  19. ^ a b Greene, p. 65.
  20. ^ a b Booker, p. 204.
  21. ^ Greene, p. 70.
  22. ^ Okuda, Okuda, and Mirek, p. 1835.
  23. ^ Farrand, p. 128-129.
  24. ^ Farrand, p. 129.
  25. ^ Farrand, p. 105-106.
  26. ^ Farrand, p. 119-120.
  27. ^ Farrand, p. 118.
  28. ^ Farrand, p. 176-177.
  29. ^ Greene, p. 64-65.
  30. ^ Booker, p. 205.
  31. ^ a b Burstein, p. 92.
  32. ^ Muir, p. 44.
  33. ^ Corey, p. 138-139.
  34. ^ Corey, p. 139.
  35. ^ Handlen, Zack (March 27, 2009). ""The Return Of The Archons" / "A Taste Of Armageddon"". The A.V. Club. Retrieved May 28, 2009. 

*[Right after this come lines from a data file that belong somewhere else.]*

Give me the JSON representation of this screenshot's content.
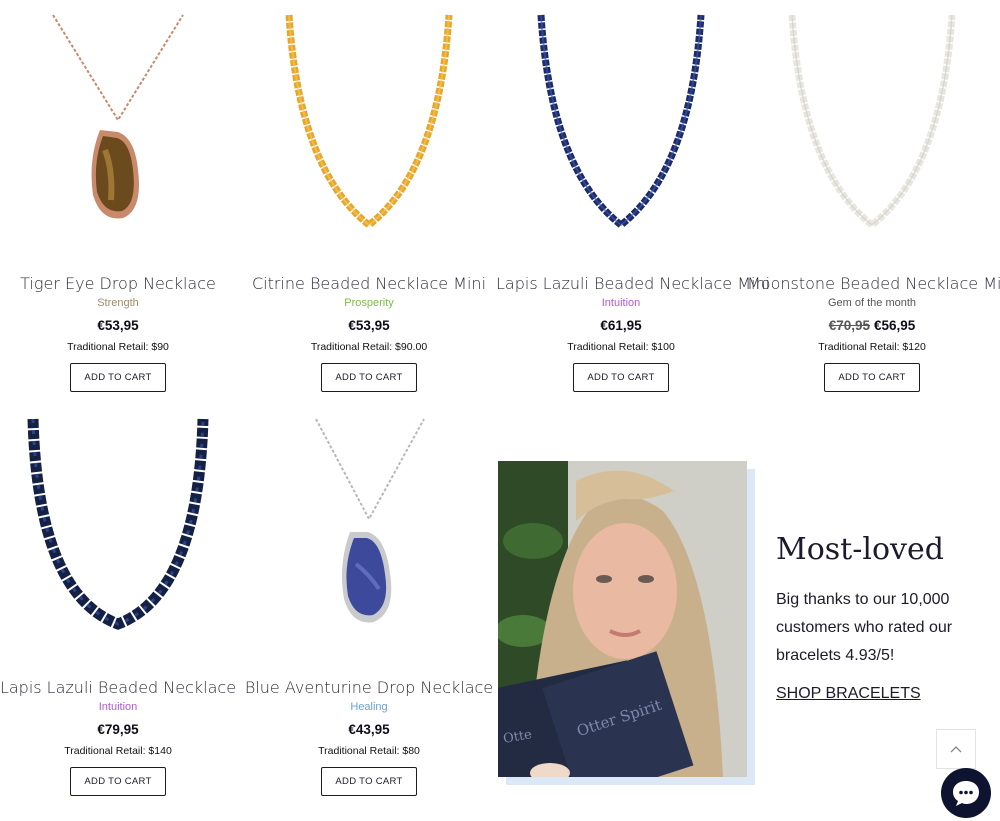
{
  "products": [
    {
      "title": "Tiger Eye Drop Necklace",
      "tag": "Strength",
      "tag_color": "#a08a66",
      "price": "€53,95",
      "old_price": "",
      "retail": "Traditional Retail: $90",
      "cart": "ADD TO CART"
    },
    {
      "title": "Citrine Beaded Necklace Mini",
      "tag": "Prosperity",
      "tag_color": "#7dbb4a",
      "price": "€53,95",
      "old_price": "",
      "retail": "Traditional Retail: $90.00",
      "cart": "ADD TO CART"
    },
    {
      "title": "Lapis Lazuli Beaded Necklace Mini",
      "tag": "Intuition",
      "tag_color": "#b05ad0",
      "price": "€61,95",
      "old_price": "",
      "retail": "Traditional Retail: $100",
      "cart": "ADD TO CART"
    },
    {
      "title": "Moonstone Beaded Necklace Mini",
      "tag": "Gem of the month",
      "tag_color": "#555555",
      "price": "€56,95",
      "old_price": "€70,95",
      "retail": "Traditional Retail: $120",
      "cart": "ADD TO CART"
    },
    {
      "title": "Lapis Lazuli Beaded Necklace",
      "tag": "Intuition",
      "tag_color": "#b05ad0",
      "price": "€79,95",
      "old_price": "",
      "retail": "Traditional Retail: $140",
      "cart": "ADD TO CART"
    },
    {
      "title": "Blue Aventurine Drop Necklace",
      "tag": "Healing",
      "tag_color": "#6aa0d8",
      "price": "€43,95",
      "old_price": "",
      "retail": "Traditional Retail: $80",
      "cart": "ADD TO CART"
    }
  ],
  "promo": {
    "title": "Most-loved",
    "text": "Big thanks to our 10,000 customers who rated our bracelets 4.93/5!",
    "link": "SHOP BRACELETS",
    "box_text_1": "Otter Spirit",
    "box_text_2": "Otte"
  },
  "icons": {
    "scroll_top": "chevron-up-icon",
    "chat": "chat-bubble-icon"
  }
}
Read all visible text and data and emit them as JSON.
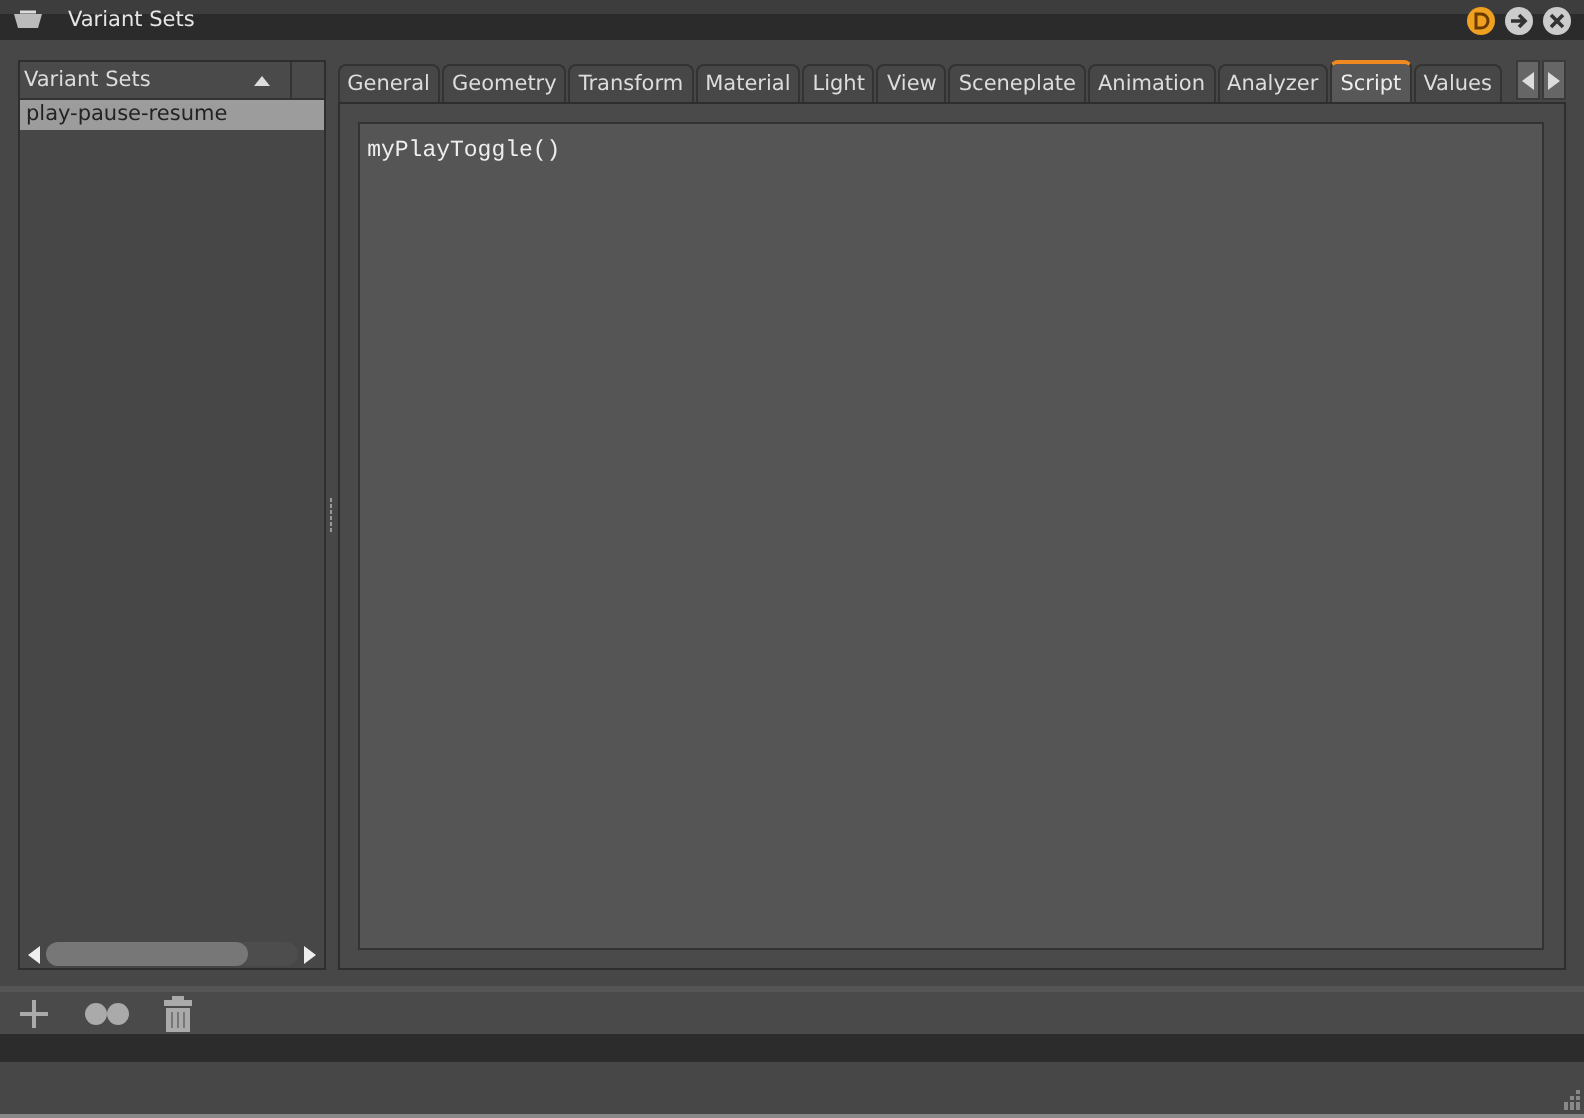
{
  "window": {
    "title": "Variant Sets"
  },
  "variant_list": {
    "header": "Variant Sets",
    "items": [
      {
        "label": "play-pause-resume",
        "selected": true
      }
    ]
  },
  "tabs": [
    {
      "label": "General",
      "selected": false
    },
    {
      "label": "Geometry",
      "selected": false
    },
    {
      "label": "Transform",
      "selected": false
    },
    {
      "label": "Material",
      "selected": false
    },
    {
      "label": "Light",
      "selected": false
    },
    {
      "label": "View",
      "selected": false
    },
    {
      "label": "Sceneplate",
      "selected": false
    },
    {
      "label": "Animation",
      "selected": false
    },
    {
      "label": "Analyzer",
      "selected": false
    },
    {
      "label": "Script",
      "selected": true
    },
    {
      "label": "Values",
      "selected": false
    }
  ],
  "script_editor": {
    "value": "myPlayToggle()"
  }
}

Bibliography[edit]

  • Booker, M. Keith (2008). "The Politics of 'Star Trek'". In Telotte, J.P. The Essential Science Fiction Television Reader (Lexington, Ky: University Press of Kentucky). 
  • Burstein, Michael (2006). "We Find the One Quite Adequate: Religious Attitudes in 'Star Trek'". In Gerrold, David; Sawyer, Robert J. Boarding the Enterprise: Transporters, Tribbles, and the Vulcan Death Grip in Gene Roddenberry's 'Star Trek' (Dallas, Tex.: BenBella Books). 
  • Corey, Michael Anthony (1995). Job, Jonah, and the Unconscious: A Psychological Interpretation of Evil and Spiritual Growth in the Old Testament. Lanham, Md.: University Press of America. 
  • Farrand, Phil (2010). The Nitpicker's Guide for Classic Trekkers. New York: Random House. 
  • Greene, Eric (2006). "The Prime Question". In Gerrold, David; Sawyer, Robert J. Boarding the Enterprise: Transporters, Tribbles, and the Vulcan Death Grip in Gene Roddenberry's 'Star Trek' (Dallas, Tex.: BenBella Books). 
  • Muir, John Kenneth (2005). Exploring Space, 1999: An Episode Guide and Complete History of the Mid-1970s Science Fiction Television Series. Jefferson, N.C.: McFarland & Co. 
  • Okuda, Michael; Okuda, Denise; Mirek, Debbie (2011). The Star Trek Encyclopedia. New York: Simon and Schuster. 

External links[edit]